EXTRACTED ENTRIES: Begin

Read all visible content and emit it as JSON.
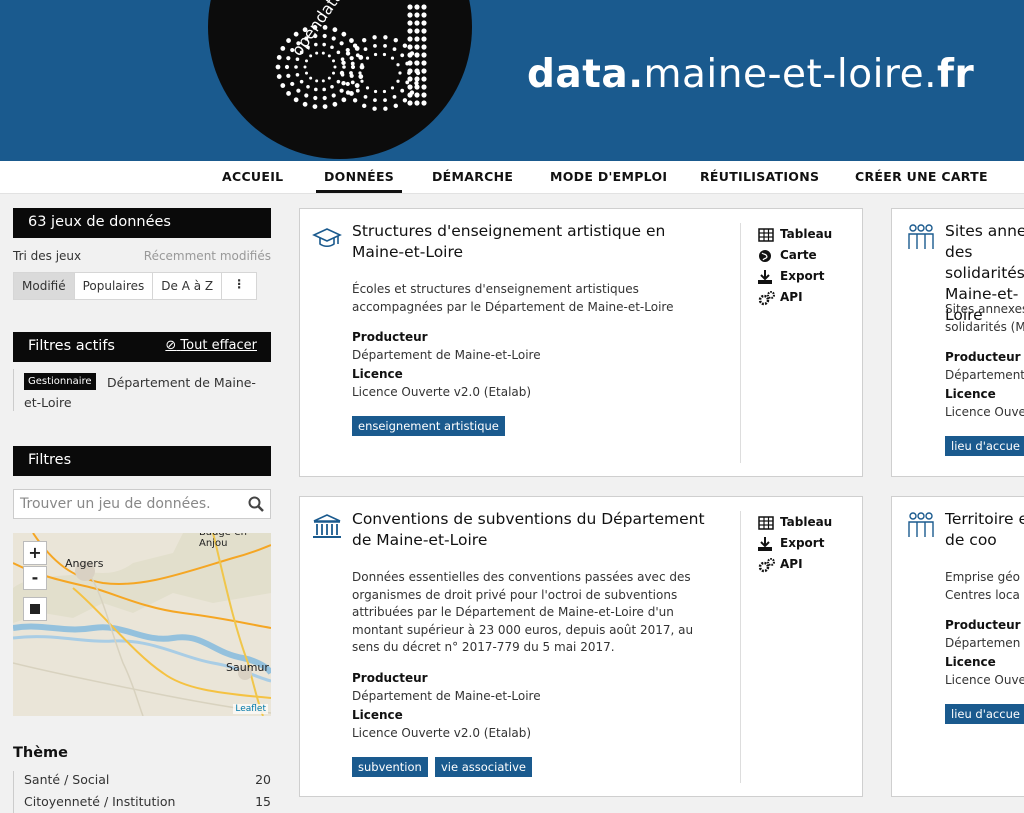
{
  "header": {
    "logo_text": "opendata",
    "site_title_bold": "data.",
    "site_title_mid": "maine-et-loire.",
    "site_title_end": "fr"
  },
  "nav": [
    "ACCUEIL",
    "DONNÉES",
    "DÉMARCHE",
    "MODE D'EMPLOI",
    "RÉUTILISATIONS",
    "CRÉER UNE CARTE"
  ],
  "sidebar": {
    "count_label": "63 jeux de données",
    "sort_label": "Tri des jeux",
    "sort_current": "Récemment modifiés",
    "sort_options": [
      "Modifié",
      "Populaires",
      "De A à Z",
      "⋮"
    ],
    "active_filters_title": "Filtres actifs",
    "clear_all": "Tout effacer",
    "filter_tag": "Gestionnaire",
    "filter_value": "Département de Maine-et-Loire",
    "filters_title": "Filtres",
    "search_placeholder": "Trouver un jeu de données.",
    "map": {
      "zoom_in": "+",
      "zoom_out": "-",
      "labels": [
        "Angers",
        "Saumur",
        "Baugé-en-Anjou"
      ],
      "attribution": "Leaflet"
    },
    "theme_title": "Thème",
    "themes": [
      {
        "name": "Santé / Social",
        "count": "20"
      },
      {
        "name": "Citoyenneté / Institution",
        "count": "15"
      }
    ]
  },
  "cards": [
    {
      "title": "Structures d'enseignement artistique en Maine-et-Loire",
      "description": "Écoles et structures d'enseignement artistiques accompagnées par le Département de Maine-et-Loire",
      "producer_label": "Producteur",
      "producer": "Département de Maine-et-Loire",
      "license_label": "Licence",
      "license": "Licence Ouverte v2.0 (Etalab)",
      "keywords": [
        "enseignement artistique"
      ],
      "actions": [
        "Tableau",
        "Carte",
        "Export",
        "API"
      ]
    },
    {
      "title": "Conventions de subventions du Département de Maine-et-Loire",
      "description": "Données essentielles des conventions passées avec des organismes de droit privé pour l'octroi de subventions attribuées par le Département de Maine-et-Loire d'un montant supérieur à 23 000 euros, depuis août 2017, au sens du décret n° 2017-779 du 5 mai 2017.",
      "producer_label": "Producteur",
      "producer": "Département de Maine-et-Loire",
      "license_label": "Licence",
      "license": "Licence Ouverte v2.0 (Etalab)",
      "keywords": [
        "subvention",
        "vie associative"
      ],
      "actions": [
        "Tableau",
        "Export",
        "API"
      ]
    },
    {
      "title": "Sites annexes des solidarités en Maine-et-Loire",
      "description": "Sites annexes des solidarités (M",
      "producer_label": "Producteur",
      "producer": "Département",
      "license_label": "Licence",
      "license": "Licence Ouve",
      "keywords": [
        "lieu d'accue"
      ]
    },
    {
      "title": "Territoire et de coo",
      "description": "Emprise géo Centres loca",
      "producer_label": "Producteur",
      "producer": "Départemen",
      "license_label": "Licence",
      "license": "Licence Ouve",
      "keywords": [
        "lieu d'accue"
      ]
    }
  ]
}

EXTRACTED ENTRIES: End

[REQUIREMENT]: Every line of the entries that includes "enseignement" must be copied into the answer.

[REPLY]:
      "title": "Structures d'enseignement artistique en Maine-et-Loire",
      "description": "Écoles et structures d'enseignement artistiques accompagnées par le Département de Maine-et-Loire",
        "enseignement artistique"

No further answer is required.